The early retirement incentive is one step the county has taken to reduce its current and future operating costs, without laying off employees. The county wants to ensure ongoing revenue — with no tax increase — will fund operations.
Hiring restrictions have eliminated 335 full-time-equivalent positions through attrition since 2009. The county plans to eliminate 265 more positions by 2014.
Zacharias said existing employees would handle workload “spillover” but that eliminating positions could only continue so long before it erodes the county’s ability to provide services.
Change prompted at library
More than half the library’s retiring employees are already gone.
Most retirees are librarians and professional staff that can’t be “backfilled” from other county departments because of their special skill sets, according to an announcement the library issued last week. The loss represents 647 work hours per week.
At least seven jobs have been prioritized for rehiring, the announcement said, but the board determined it needed to address the immediate shortfall by reducing library hours. Changes vary from branch to branch, but no location will be open past 5 p.m. on Wednesdays anymore.
Shawnee resident and board member Charley Vogt said the decision was emotional.
The Central Resource Library was busy as members met to discuss the matter Dec. 21, Vogt said. Parents and children were doing homework and every computer was full when he left that evening — a Wednesday.
“It’s like a personal injury to each one of us because the reason we’re here is to allow public access to information no matter how much money you make,” Vogt said. “It’s very important for us to provide that for all people.”
Losing so many valuable employees at once — especially knowing the library’s budget will face further reductions in upcoming years — also is sad, Vogt said.
Among retirees is county librarian Donna Lauffer, a 32-year employee of the Johnson County Library.
Lauffer oversaw the construction or expansion of ten library facilities, streamlining of materials handling credited with saving $160,000 annually and implementation of Radio Frequency Identification to improve inventory processes and reduce theft. In 2010, the library was named Federal Depository Library of the Year.

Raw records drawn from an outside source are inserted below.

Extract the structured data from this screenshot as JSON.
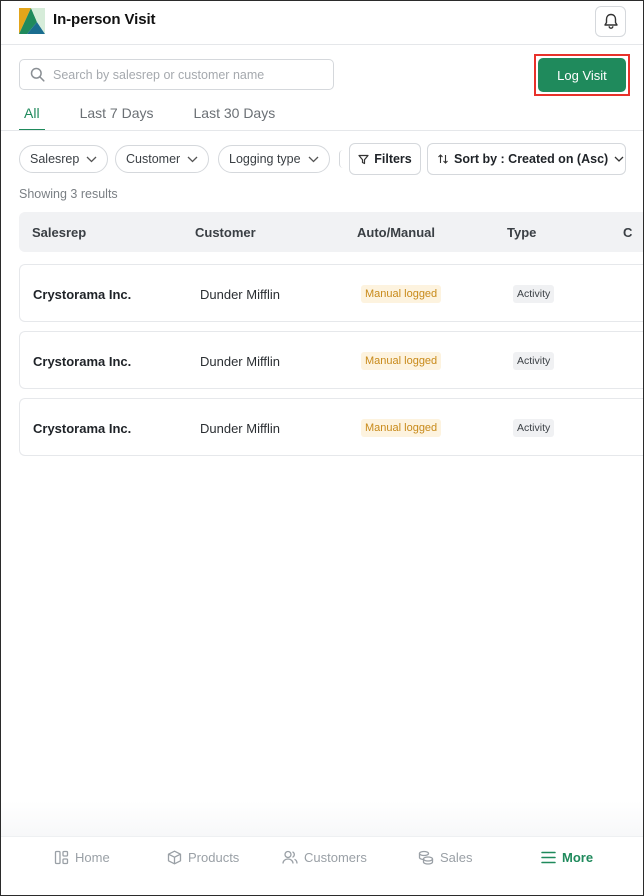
{
  "header": {
    "title": "In-person Visit",
    "logo_icon": "brand-logo-icon",
    "bell_icon": "bell-icon"
  },
  "search": {
    "placeholder": "Search by salesrep or customer name",
    "value": ""
  },
  "log_visit_label": "Log Visit",
  "tabs": [
    {
      "label": "All",
      "active": true
    },
    {
      "label": "Last 7 Days",
      "active": false
    },
    {
      "label": "Last 30 Days",
      "active": false
    }
  ],
  "filters": {
    "chips": [
      "Salesrep",
      "Customer",
      "Logging type"
    ],
    "filters_label": "Filters",
    "sort_label": "Sort by : Created on (Asc)"
  },
  "results_text": "Showing 3 results",
  "table": {
    "columns": [
      "Salesrep",
      "Customer",
      "Auto/Manual",
      "Type",
      "C"
    ],
    "rows": [
      {
        "salesrep": "Crystorama Inc.",
        "customer": "Dunder Mifflin",
        "mode": "Manual logged",
        "type": "Activity"
      },
      {
        "salesrep": "Crystorama Inc.",
        "customer": "Dunder Mifflin",
        "mode": "Manual logged",
        "type": "Activity"
      },
      {
        "salesrep": "Crystorama Inc.",
        "customer": "Dunder Mifflin",
        "mode": "Manual logged",
        "type": "Activity"
      }
    ]
  },
  "nav": [
    {
      "label": "Home",
      "icon": "home-icon",
      "active": false
    },
    {
      "label": "Products",
      "icon": "box-icon",
      "active": false
    },
    {
      "label": "Customers",
      "icon": "users-icon",
      "active": false
    },
    {
      "label": "Sales",
      "icon": "coins-icon",
      "active": false
    },
    {
      "label": "More",
      "icon": "menu-icon",
      "active": true
    }
  ],
  "colors": {
    "brand": "#1f8a5c",
    "highlight": "#e8312a",
    "manual_badge_bg": "#fdf3df",
    "manual_badge_text": "#c88a1a"
  }
}
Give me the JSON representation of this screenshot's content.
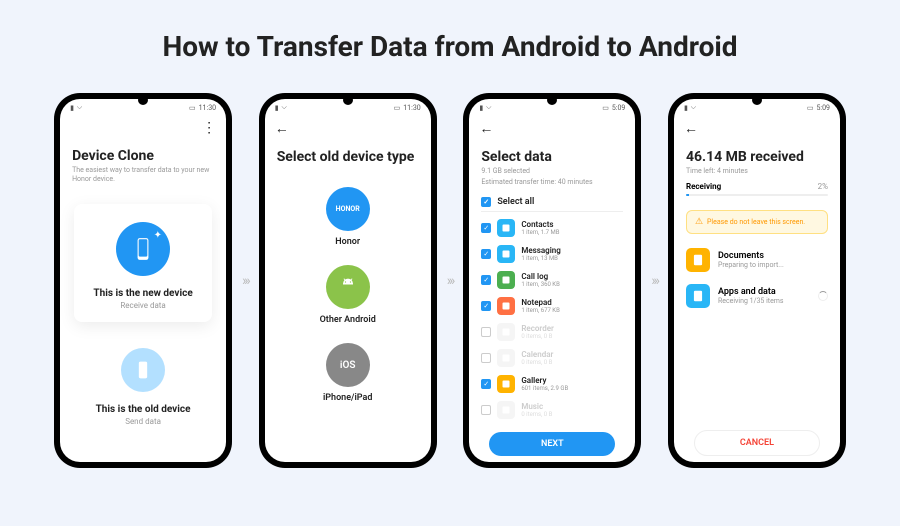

Lauffer’s retirement was effective Saturday. Deputy county librarian Tricia Sullentrop is interim county librarian.
More names on the list
Other retiring managers include:
• Deputy county manager Bernice Duletski.
• David Wiebe, 26-year executive director of the Johnson County Mental Health Center. His successor, Maureen Womack, executive director of the Norfolk (Va.) Community Services Board, assumes her duties Jan. 3.
• Cindy Kemper, director of the Johnson County Environmental Department.
• Jack Clegg, director of information technology services.
The Johnson County Sheriff’s Office lost nearly 500 years of experience to 22 early retirements, according to an announcement from that office.
Ranked retiring law enforcement officers include Maj. Phillip Livengood, Maj. Lynn Garcia, Capt. Mike Marshall, Lt. Stephen Quigg, Sgt. David Haney and Sgt. David Parker.
“We will miss each and every person who is leaving us after many years of dedicated service,” Sheriff Frank Denning said in a prepared statement. “Although we are losing a lot of knowledge and experience, we have been planning for these departures, and I can assure the community that the service they are accustomed to from the Sheriff’s Office will continue.”